Go find a few plugins that do what you want.  Start in the free WordPress plugins directory but widen your search to the premium plugins.  Unfortunately there are not a lot of good premium plugin sites out there.  However many of the better free plugins on the WordPress directory have premium upgrades.

Again, in the  3rd party market stay away from Envato’s Code Canyon.   While they offer a few good plugins there are far too many bad ones in the mix.    Not to hammer Envato too hard, they have a good idea but they SUCK at quality control.  They are obviously just playing a numbers game and going for volume over quality.

Got It, But For My Site?

Now you know the components, here is where I would start to build a site like the one described initially.

1) Host with ClickHost.  Small host package is probably fine.

2) Install WordPress 3.5.1 (or whatever the latest version is today).

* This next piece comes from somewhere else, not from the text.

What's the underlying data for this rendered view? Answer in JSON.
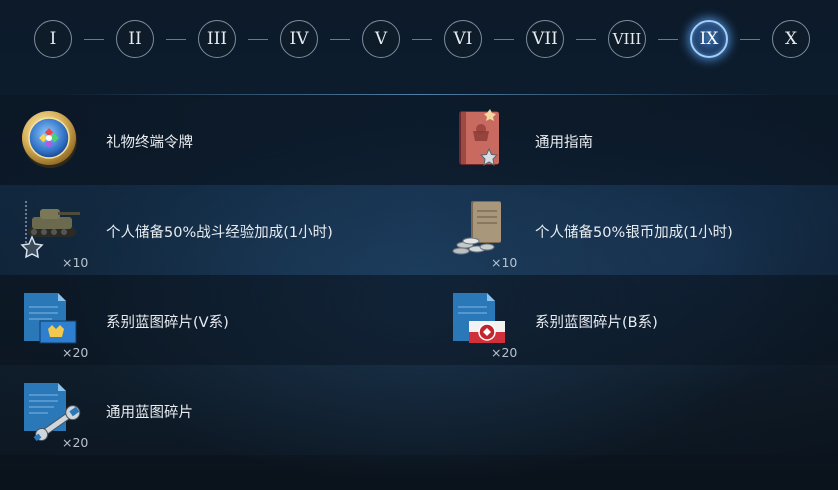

3) Install WooCommerce as a plugin.  It is in the free directory and you can find it right from the WordPress admin panel by searching “woocommerce” under plugins.

4) Go to WooThemes and find a WooCommerce compatible theme that you like.

5) Go to WooThemes and look at the WooCommerce extensions.  There are several for doing subscriptions and digital content delivery.  They are premium add-ons but relatively inexpensive.

6) Add JetPack to your site.  It is a WordPress plugin from the guys that build WordPress.   It adds a bunch of cool features that you can turn on/off without much effort.  Mostly the social sharing and publishing tools are what we are looking for here.

7) Add VaultPress.  Also from “the WordPress people”. This is your site backup.  You want this.  Trust me, the $15/month is worth it the first time you break your site or it gets hacked.

I also strongly recommend adding Google Authenticator so you have 2-step authentication for your site.  It reduces the chances of someone hacking your password from the web interface.   This is not critical to functionality or security but I do recommend it.

So that is how I would get started.  I’ve not recommended specific themes or WooCommerce extensions because they change frequently and there may be something that better suits your particular needs.

Good luck and happy blogging!